    The blogosphere needs to come up with a few new success stories.

  • Bobbie Lewis

    I had a great customer service experience with Zappo’s. While ordering, I inadvertently moved the cursor choosing the color of the sandals I wanted, and noticed only at the moment when I clicked “submit order.” So I called customer service right away and instead of telling me there was nothing they could do, the rep was able to change the order so I received the shoes in the color I wanted.

  • http://nakedpizza.biz Robbie Vitrano

    Great post Jeff. You capture Zap’s methodology but more importantly a human, optimistic and successful method of conducting business. A lingering global recession, created by the behavior of business, is my proof that we need to keep talking about companies like Zappos. Not simply because of their methods, but because they make a business case for consciousness and we need the optimism to win out over the cynicism. A basic confidence in capitalism, something a bit more flip than the “invisible hand” and “free markets.” Financial promise AND social purpose.

    Thank you.

  • http://mortensaxnaes.wordpress.com Morten Saxnæs

    Thanks for a great post Jeff.

    First time on your blog, but will be returning.

    I can see why many get tired of hearing about Zappos, but this cse is simply to impressive, that we need to scream it out loud, so that other companies will follow their lead.

    Sure, we need to find new best cases, but until they are as clear as the Zappos case, I will continue to read about it and share the knowledge.


  • http://www.boots4you.com/ Laura

    Zappos has also been very active in working with internet marketers to promote its site. Contrast that with Endless.com, which has failed completely where Zappos has succeeded. This is what caused Amazon to buy Zappos. From a service perspective, Endless beats Zappos in almost every area, and the prices on Endless are usually also lower (and guaranteed, which they are not at Zappos). Still customers prefer Zappos. It comes down to three words. Marketing, marketing, and marketing.

  • http://twitter.com/softwarecandy softwarecandy

    Jeff, this is a great article. Insightful and educating. It will be retweeted…

  • http://debrasfinancial.com Debra Beasley

    As the mother of a teenage son, who buys all of his shoes from Zappos, I have to agree completely with this article. When people ask what he wants for Christmas, I always tell them a Zappos gift card. When people ask me what to get other teenagers, I always recommend Zappos. Kids love their products and parents love them because of there no-fault return policy. And, this article is right on about their customer service department. My son placed an order on Christmas Day – and forgot to use his gift card…but we were able to reach someone at Zappos (on the phone) on Christmas Day, and get it corrected – after placing the order. I don’t know of any other company that can correct an online order – after it has been placed.

  • http://www.maxigripstore.com/ Richard Potvin

    They are a model for us, eTailers!
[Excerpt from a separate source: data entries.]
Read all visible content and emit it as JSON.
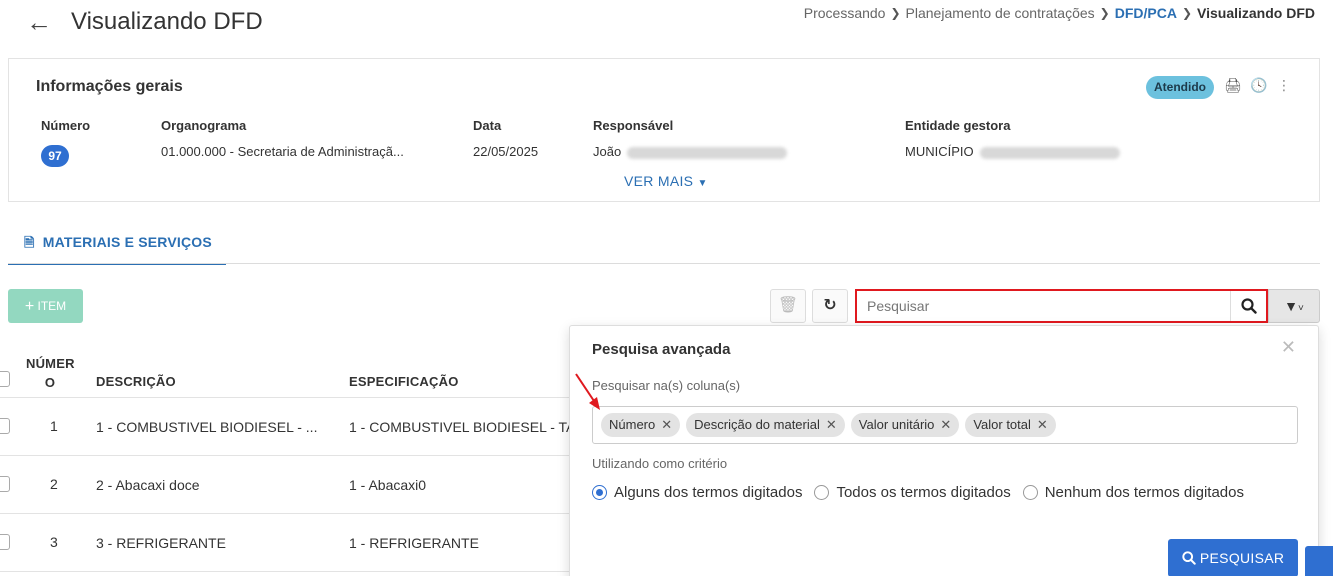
{
  "header": {
    "title": "Visualizando DFD",
    "breadcrumb": [
      "Processando",
      "Planejamento de contratações",
      "DFD/PCA",
      "Visualizando DFD"
    ]
  },
  "info": {
    "section_title": "Informações gerais",
    "status_badge": "Atendido",
    "fields": {
      "numero_label": "Número",
      "numero_value": "97",
      "organograma_label": "Organograma",
      "organograma_value": "01.000.000 - Secretaria de Administraçã...",
      "data_label": "Data",
      "data_value": "22/05/2025",
      "responsavel_label": "Responsável",
      "responsavel_value": "João",
      "entidade_label": "Entidade gestora",
      "entidade_value": "MUNICÍPIO"
    },
    "ver_mais": "VER MAIS"
  },
  "tabs": [
    {
      "label": "MATERIAIS E SERVIÇOS"
    }
  ],
  "toolbar": {
    "add_label": "ITEM",
    "search_placeholder": "Pesquisar"
  },
  "table": {
    "headers": {
      "numero": "NÚMER O",
      "descricao": "DESCRIÇÃO",
      "especificacao": "ESPECIFICAÇÃO"
    },
    "rows": [
      {
        "numero": "1",
        "descricao": "1 - COMBUSTIVEL BIODIESEL - ...",
        "especificacao": "1 - COMBUSTIVEL BIODIESEL - TA"
      },
      {
        "numero": "2",
        "descricao": "2 - Abacaxi doce",
        "especificacao": "1 - Abacaxi0"
      },
      {
        "numero": "3",
        "descricao": "3 - REFRIGERANTE",
        "especificacao": "1 - REFRIGERANTE"
      }
    ]
  },
  "advanced_search": {
    "title": "Pesquisa avançada",
    "columns_label": "Pesquisar na(s) coluna(s)",
    "tags": [
      "Número",
      "Descrição do material",
      "Valor unitário",
      "Valor total"
    ],
    "criteria_label": "Utilizando como critério",
    "options": [
      "Alguns dos termos digitados",
      "Todos os termos digitados",
      "Nenhum dos termos digitados"
    ],
    "selected_option": 0,
    "search_button": "PESQUISAR"
  },
  "colors": {
    "primary": "#2f6fd1",
    "highlight": "#e0191f",
    "badge": "#6cc1de",
    "add_button": "#93d8c0"
  }
}
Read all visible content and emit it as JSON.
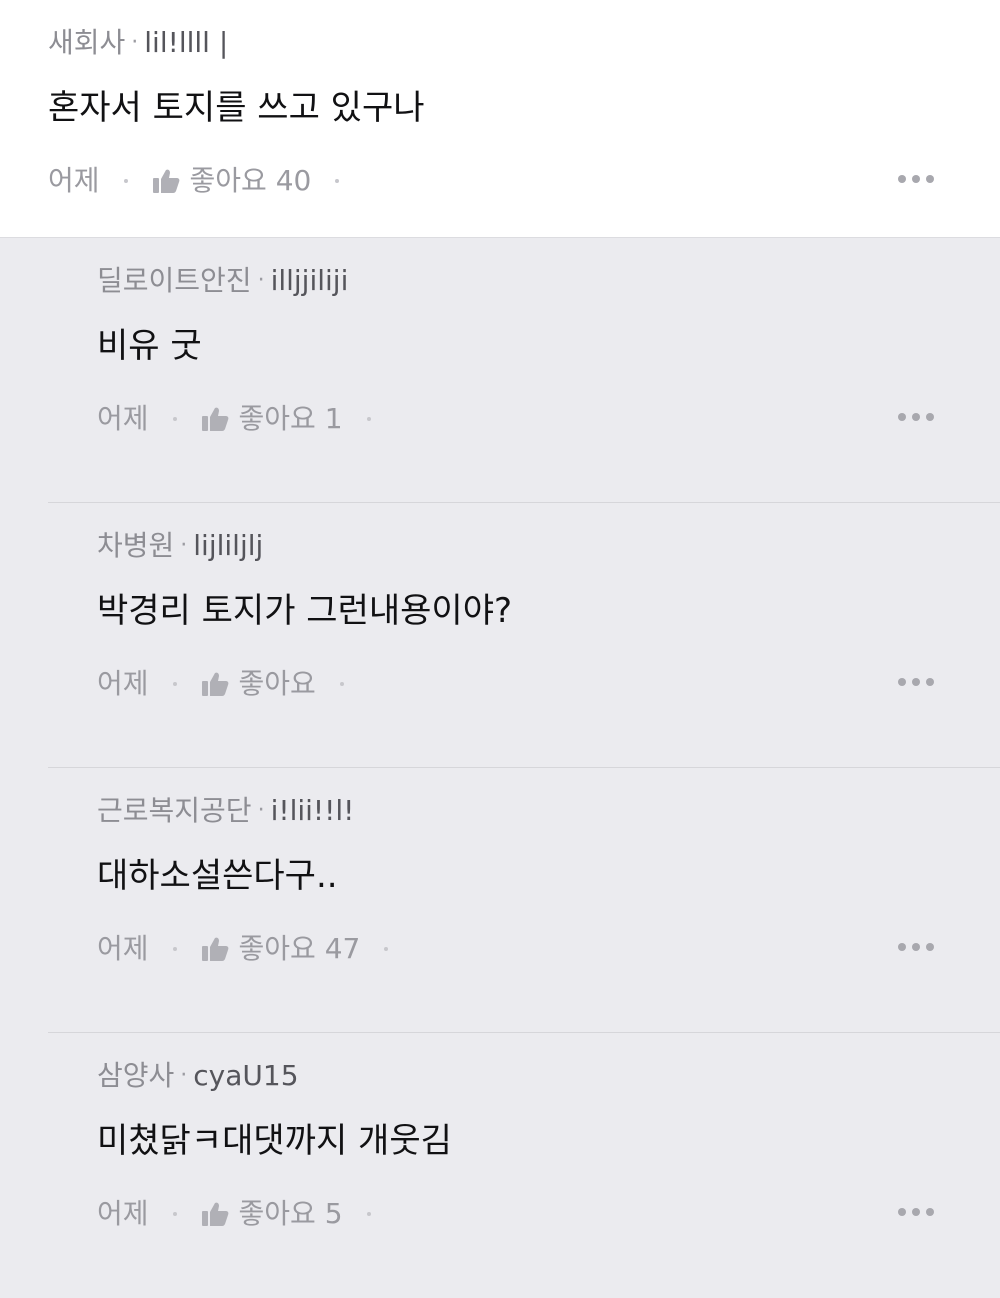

  • http://utehagen.wordpress.com utehagen

    Thanks Jeff for summarizing the Zappos experience and business model so succinctly.
    If just more companies (not only Etailers) understood the fundamental commitment to fulfilling customer needs, the world would be a happier and more profitable place.

  • http://www.klauspierre.com klaus pierre

    Zappos shoes are what the French used to be in the beginning of time…just what people needed!

  • http://www.expansionplus.com doug hay

    Love the CEO’s viewpoint about social media. As a social media marketer, would love him to educate other C suite execs who are still resisting the benefits of it. Their business plan is brilliantly simple.

    • http://www.maplesyrupworld.com/ Charles

      Indeed Doug, would love to spend a day with him and ask all the questions I want.

      I buy all my shoes from Zappos!

  • http://www.facebook.com/romona.foster Romona Foster

    Good stuff as always Jeff!